West Coast Expedition
July 20 - August 30, 2002
West Coast of North America
August 20, 2002: Day #32
Debra Stakes writes: Our dive plan for today was ambitious, requiring us to carry down the milk crate full of samplers and tools attached to the siderail of to the drillsled. We planned to core both sulfide and basalt and brought down plugs for both boreholes. We also wanted to collect sediment in a push core and glass in two wax cores. There were two fluid samplers and the temperature gauge. All of this had to be carried in the red plastic crate, which was also the only place to stow rock grab samples we happened to pick up.
The Mothra vent field is the southernmost hydrothermal site on the Endeavour Segment of the Juan de Fuca Ridge.
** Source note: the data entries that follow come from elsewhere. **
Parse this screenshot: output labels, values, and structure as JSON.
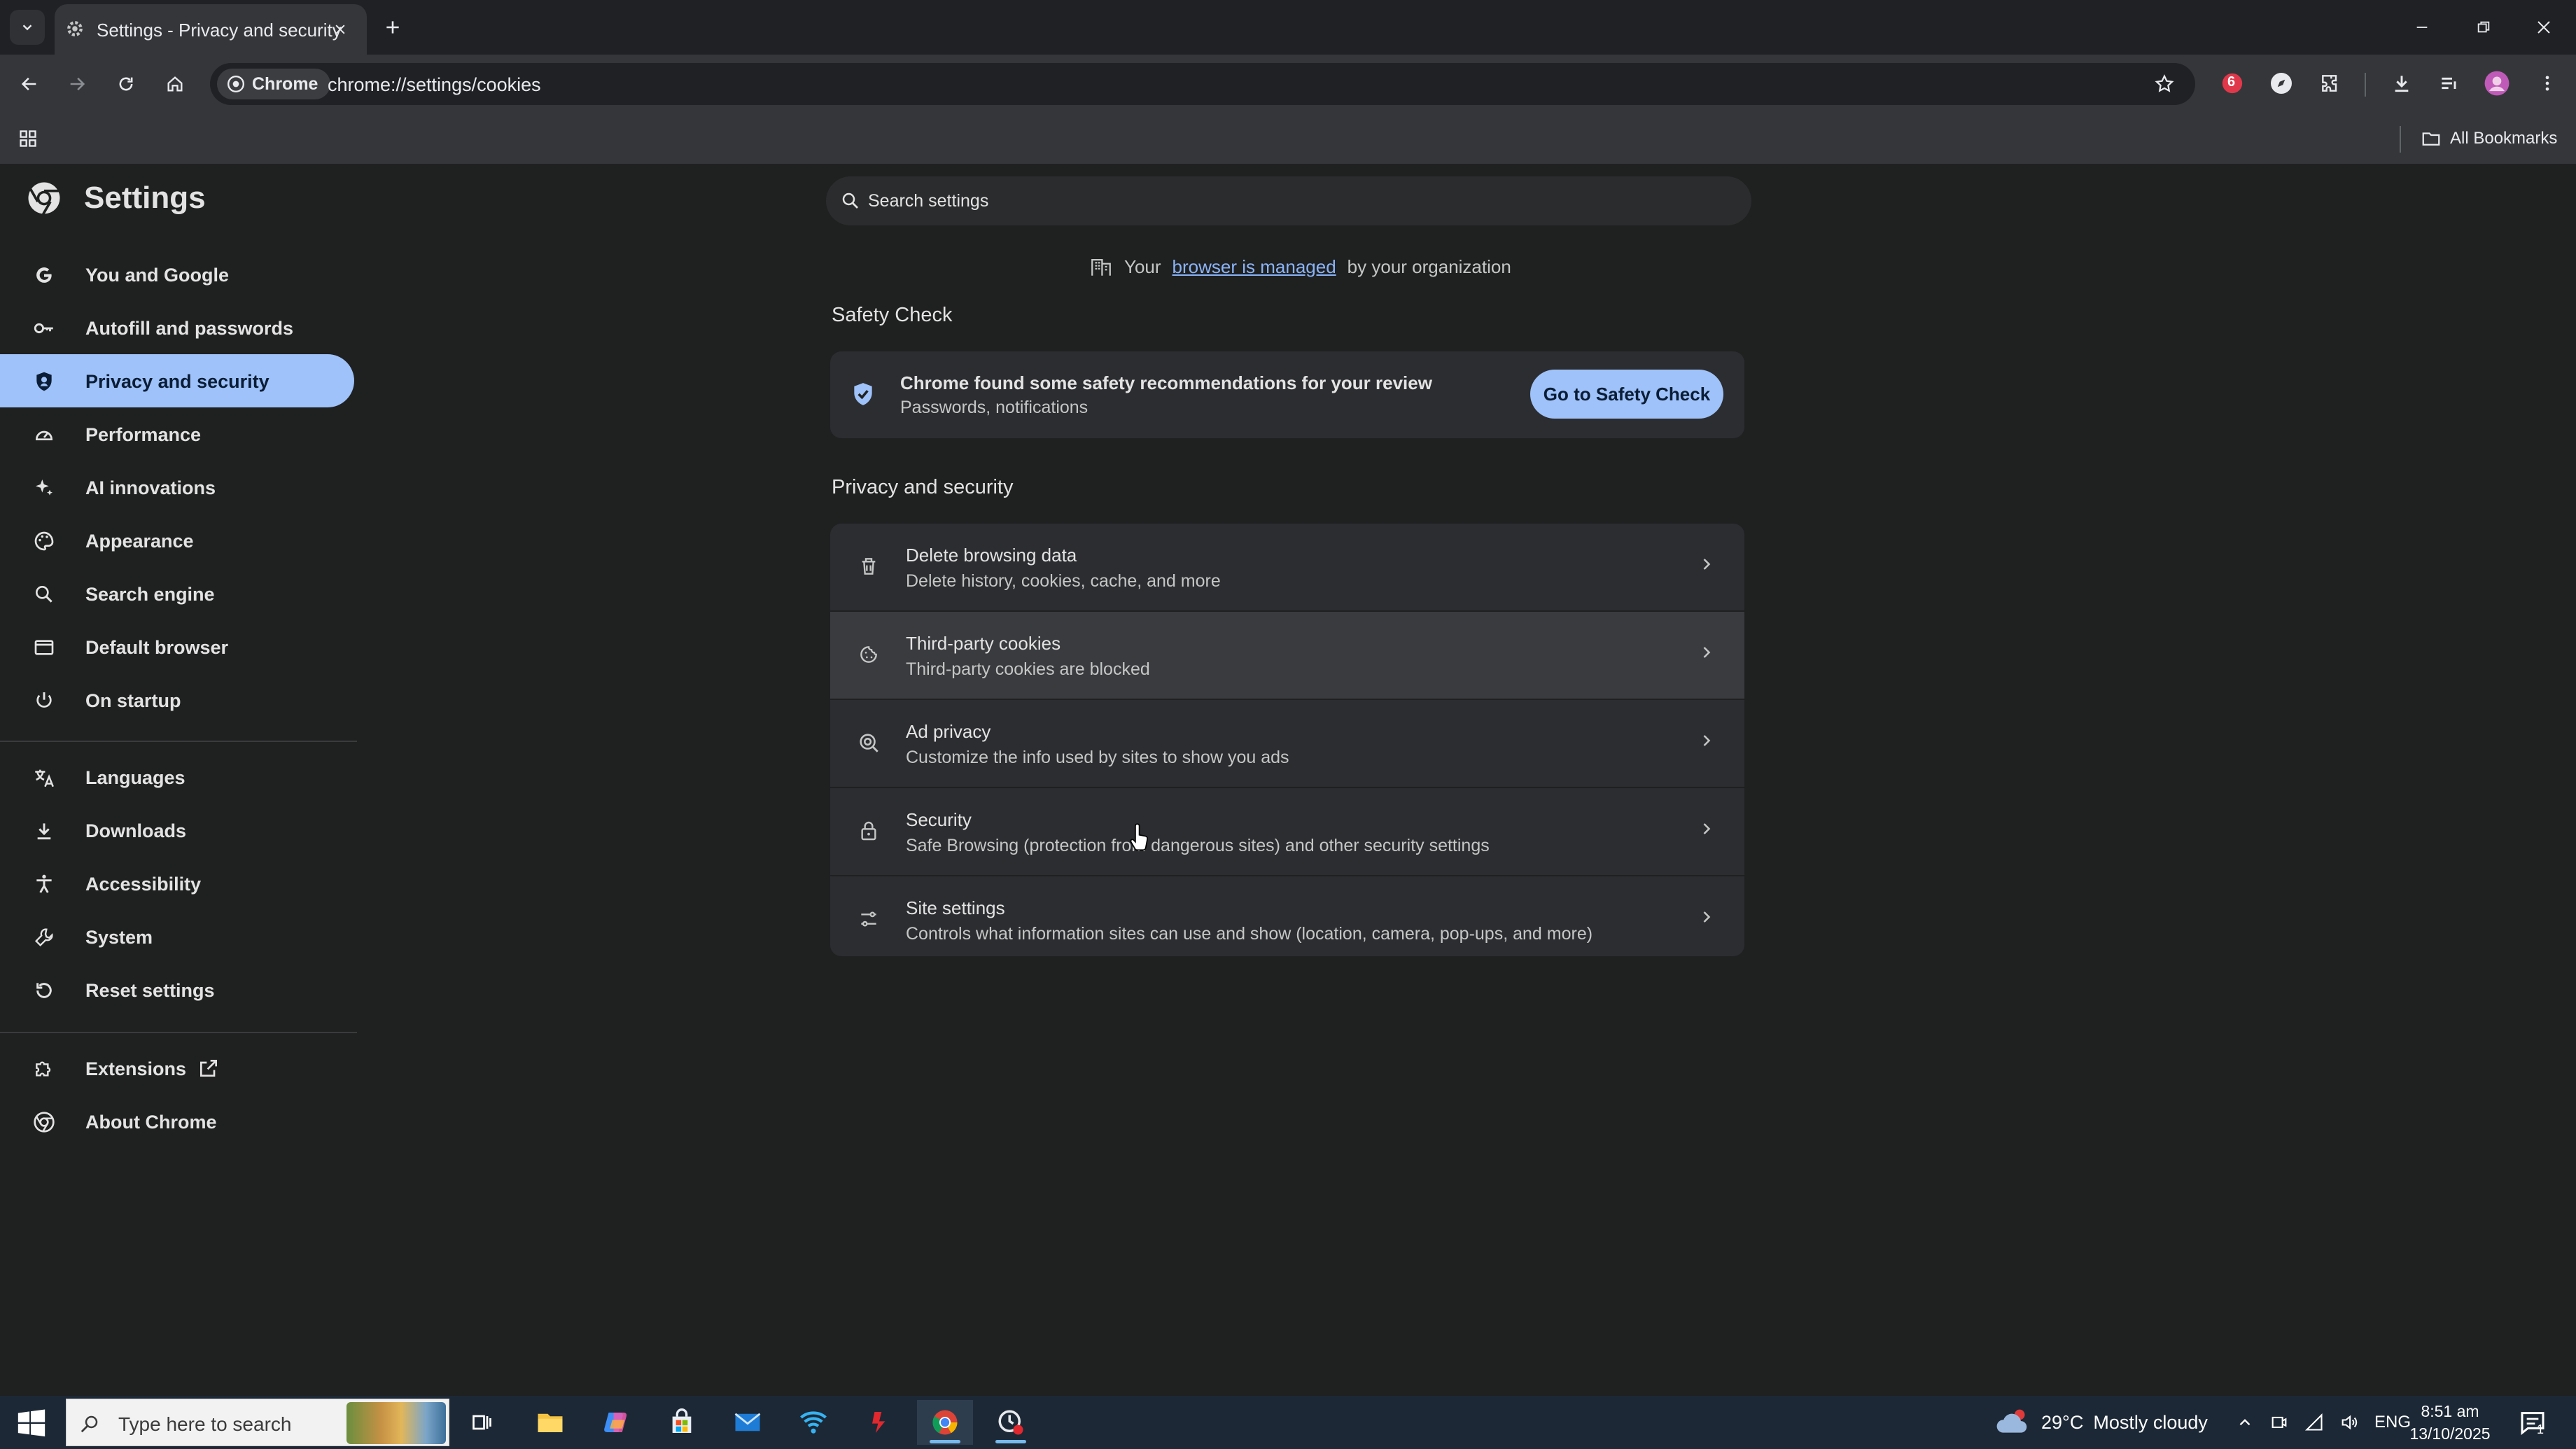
{
  "browser": {
    "tab": {
      "title": "Settings - Privacy and security"
    },
    "omnibox": {
      "chip": "Chrome",
      "url": "chrome://settings/cookies"
    },
    "bookmarks": {
      "all_bookmarks": "All Bookmarks"
    },
    "extension_badge": "6"
  },
  "settings": {
    "header_title": "Settings",
    "search_placeholder": "Search settings",
    "nav": [
      {
        "label": "You and Google",
        "icon": "google-icon"
      },
      {
        "label": "Autofill and passwords",
        "icon": "key-icon"
      },
      {
        "label": "Privacy and security",
        "icon": "shield-icon",
        "selected": true
      },
      {
        "label": "Performance",
        "icon": "gauge-icon"
      },
      {
        "label": "AI innovations",
        "icon": "sparkle-icon"
      },
      {
        "label": "Appearance",
        "icon": "palette-icon"
      },
      {
        "label": "Search engine",
        "icon": "search-icon"
      },
      {
        "label": "Default browser",
        "icon": "browser-window-icon"
      },
      {
        "label": "On startup",
        "icon": "power-icon"
      },
      {
        "label": "Languages",
        "icon": "translate-icon"
      },
      {
        "label": "Downloads",
        "icon": "download-icon"
      },
      {
        "label": "Accessibility",
        "icon": "accessibility-icon"
      },
      {
        "label": "System",
        "icon": "wrench-icon"
      },
      {
        "label": "Reset settings",
        "icon": "reset-icon"
      },
      {
        "label": "Extensions",
        "icon": "puzzle-icon"
      },
      {
        "label": "About Chrome",
        "icon": "chrome-icon"
      }
    ],
    "managed": {
      "prefix": "Your",
      "link": "browser is managed",
      "suffix": "by your organization"
    },
    "safety_check": {
      "section_title": "Safety Check",
      "title": "Chrome found some safety recommendations for your review",
      "subtitle": "Passwords, notifications",
      "button": "Go to Safety Check"
    },
    "privacy": {
      "section_title": "Privacy and security",
      "rows": [
        {
          "title": "Delete browsing data",
          "subtitle": "Delete history, cookies, cache, and more",
          "icon": "trash-icon"
        },
        {
          "title": "Third-party cookies",
          "subtitle": "Third-party cookies are blocked",
          "icon": "cookie-icon"
        },
        {
          "title": "Ad privacy",
          "subtitle": "Customize the info used by sites to show you ads",
          "icon": "ad-privacy-icon"
        },
        {
          "title": "Security",
          "subtitle": "Safe Browsing (protection from dangerous sites) and other security settings",
          "icon": "lock-icon"
        },
        {
          "title": "Site settings",
          "subtitle": "Controls what information sites can use and show (location, camera, pop-ups, and more)",
          "icon": "tune-icon"
        }
      ]
    }
  },
  "taskbar": {
    "search_placeholder": "Type here to search",
    "weather": {
      "temp": "29°C",
      "condition": "Mostly cloudy"
    },
    "language": "ENG",
    "time": "8:51 am",
    "date": "13/10/2025",
    "notifications": "1"
  },
  "colors": {
    "page_bg": "#1f2020",
    "card_bg": "#2c2d30",
    "accent": "#9ec2f9",
    "link": "#8ab4f8"
  }
}
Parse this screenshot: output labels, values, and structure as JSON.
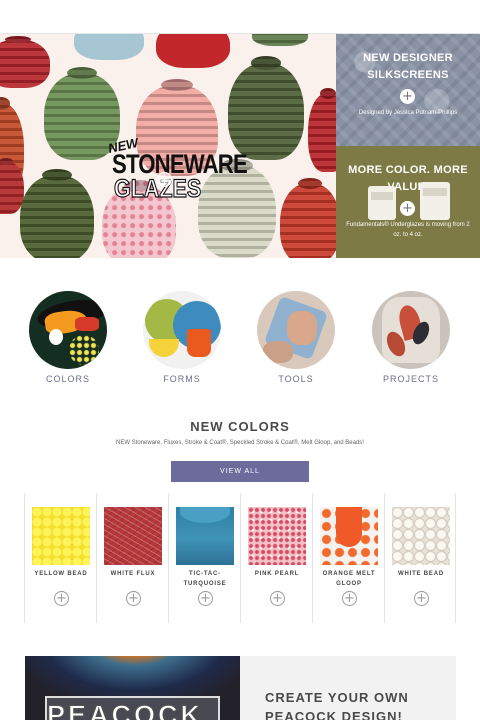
{
  "hero": {
    "new_label": "NEW",
    "title_line1": "STONEWARE",
    "title_line2": "GLAZES"
  },
  "promos": [
    {
      "title_line1": "NEW DESIGNER",
      "title_line2": "SILKSCREENS",
      "subtitle": "Designed by Jessica Putnam-Phillips"
    },
    {
      "title_line1": "MORE COLOR. MORE",
      "title_line2": "VALUE.",
      "subtitle": "Fundamentals® Underglazes is moving from 2 oz. to 4 oz."
    }
  ],
  "categories": [
    {
      "label": "COLORS"
    },
    {
      "label": "FORMS"
    },
    {
      "label": "TOOLS"
    },
    {
      "label": "PROJECTS"
    }
  ],
  "new_colors": {
    "title": "NEW COLORS",
    "subtitle": "NEW Stoneware, Fluxes, Stroke & Coat®, Speckled Stroke & Coat®, Melt Gloop, and Beads!",
    "view_all": "VIEW ALL",
    "products": [
      {
        "name": "YELLOW BEAD"
      },
      {
        "name": "WHITE FLUX"
      },
      {
        "name": "TIC-TAC-TURQUOISE"
      },
      {
        "name": "PINK PEARL"
      },
      {
        "name": "ORANGE MELT GLOOP"
      },
      {
        "name": "WHITE BEAD"
      }
    ]
  },
  "feature": {
    "title_line1": "CREATE YOUR OWN",
    "title_line2": "PEACOCK DESIGN!",
    "image_word": "PEACOCK"
  },
  "icons": {
    "plus": "+"
  }
}
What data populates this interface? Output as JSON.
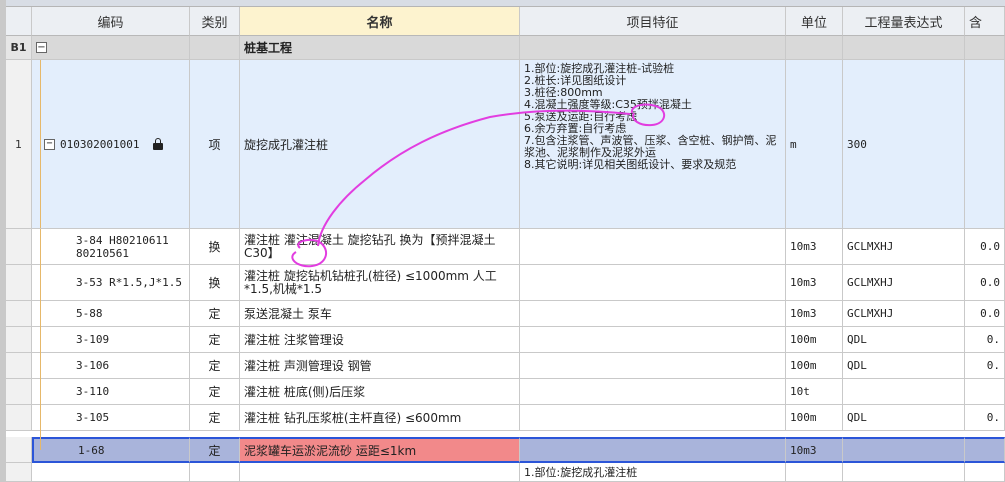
{
  "columns": {
    "code": "编码",
    "type": "类别",
    "name": "名称",
    "feature": "项目特征",
    "unit": "单位",
    "expr": "工程量表达式",
    "qty_partial": "含"
  },
  "section": {
    "rownum": "B1",
    "name": "桩基工程"
  },
  "main_item": {
    "rownum": "1",
    "code": "010302001001",
    "type": "项",
    "name": "旋挖成孔灌注桩",
    "features": [
      "1.部位:旋挖成孔灌注桩-试验桩",
      "2.桩长:详见图纸设计",
      "3.桩径:800mm",
      "4.混凝土强度等级:C35预拌混凝土",
      "5.泵送及运距:自行考虑",
      "6.余方弃置:自行考虑",
      "7.包含注浆管、声波管、压浆、含空桩、钢护筒、泥浆池、泥浆制作及泥浆外运",
      "8.其它说明:详见相关图纸设计、要求及规范"
    ],
    "unit": "m",
    "expr": "300"
  },
  "sub_items": [
    {
      "code": "3-84 H80210611 80210561",
      "type": "换",
      "name": "灌注桩 灌注混凝土 旋挖钻孔  换为【预拌混凝土 C30】",
      "unit": "10m3",
      "expr": "GCLMXHJ",
      "qty": "0.0"
    },
    {
      "code": "3-53 R*1.5,J*1.5",
      "type": "换",
      "name": "灌注桩 旋挖钻机钻桩孔(桩径) ≤1000mm 人工*1.5,机械*1.5",
      "unit": "10m3",
      "expr": "GCLMXHJ",
      "qty": "0.0"
    },
    {
      "code": "5-88",
      "type": "定",
      "name": "泵送混凝土 泵车",
      "unit": "10m3",
      "expr": "GCLMXHJ",
      "qty": "0.0"
    },
    {
      "code": "3-109",
      "type": "定",
      "name": "灌注桩 注浆管理设",
      "unit": "100m",
      "expr": "QDL",
      "qty": "0."
    },
    {
      "code": "3-106",
      "type": "定",
      "name": "灌注桩 声测管理设 钢管",
      "unit": "100m",
      "expr": "QDL",
      "qty": "0."
    },
    {
      "code": "3-110",
      "type": "定",
      "name": "灌注桩 桩底(侧)后压浆",
      "unit": "10t",
      "expr": "",
      "qty": ""
    },
    {
      "code": "3-105",
      "type": "定",
      "name": "灌注桩 钻孔压浆桩(主杆直径) ≤600mm",
      "unit": "100m",
      "expr": "QDL",
      "qty": "0."
    },
    {
      "code": "1-68",
      "type": "定",
      "name": "泥浆罐车运淤泥流砂 运距≤1km",
      "unit": "10m3",
      "expr": "",
      "qty": ""
    }
  ],
  "next_row_feature": "1.部位:旋挖成孔灌注桩",
  "colors": {
    "selected_name": "#f2898a",
    "selected_row": "#a9b4db",
    "selection_border": "#2b55d8",
    "annotation": "#e23de0"
  }
}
In 1998, the top ~two meters of chimney tops were recovered as part of an expedition jointly sponsored by the American Museum of Natural History, and the University of Washington. The successful recovery of pristine, 4000 lb pieces of chimney is allowing detailed examination of these sulfide-microbial habitats, which support rich and diverse microbial communities that thrive within the warm, nutrient rich walls of the sulfides. Novel organisms and microbes that grow at temperatures greater than 90°C have been cultured from within the interiors of all four of the structures recovered.
After a bit of searching we located the vent field and a quick survey showed that several of the structures had changed since a magmatic-tectonic event in 1999. Even the flat top of the chimney Roane, left after the Edifice Rex expedition, sported a new top hat of tube worms (Figure 1).
One of the myriad goals was to core a large diameter borehole in an active black smoker, which was successfully completed on the structure called "Giraffe" (Fig. 2). The sulfide wall proved to be much easier to core into, with the effort completed in less than one hour! Much like tapping a maple tree for syrup, the new hole leaked high temperature hydrothermal fluids. The sulfide borehole was plugged with a hollow insert that we planned to recover in a couple of days (Fig. 3). We were pleased that the borehole in this actively-growing sulfide edifice stayed open long enough for us to put in the plug!
After creating two boreholes and collecting hydrothermal fluids from a recently developed black smoker, and a smoker previously sampled in 1998, Tiburon set off across the floor of the axial valley to find another site for a seismometer. We were hoping to place this corehole into fresh basalt with easy access for the ROV, but dive time was becoming a premium. As we hurried along looking for a flat spot, spectacular exposures of different lava generations in large fissures on the valley floor were imaged (Fig. 4). They were so beautiful that I was compelled to stop and grab a couple of samples and into the crate they went. As the clock ticked onward we realized that we had abandoned our acoustic marker back near the sulfide. We would need this to mark any borehole site and so we turned around and flew back. By this time the only prospect for a corehole was to drill into a piece of inactive sulfide that looked much like an old growth log - the corehole was cut in an hour and marked with the beacon.
As we pulled away to mark the borehole we were horrified to discover that our milkccrate full of samplers and samples was no longer connected to the ROV! It was lying on its side in the dust at the base of the borehole (Fig 5). What to do? We discussed the possibility of sending down an elevator to lift the crate back to the ship. However, this would take time, first to put together the elevator and then wait for it to transit from the ship to the seafloor and back again. We decided to heave the crate onto the drillsled and hold it in place with the Schilling arm. This worked fine and everything returned safely (Fig. 6) The dive ended a bit earlier but we did not lose any equipment, so we were satisfied.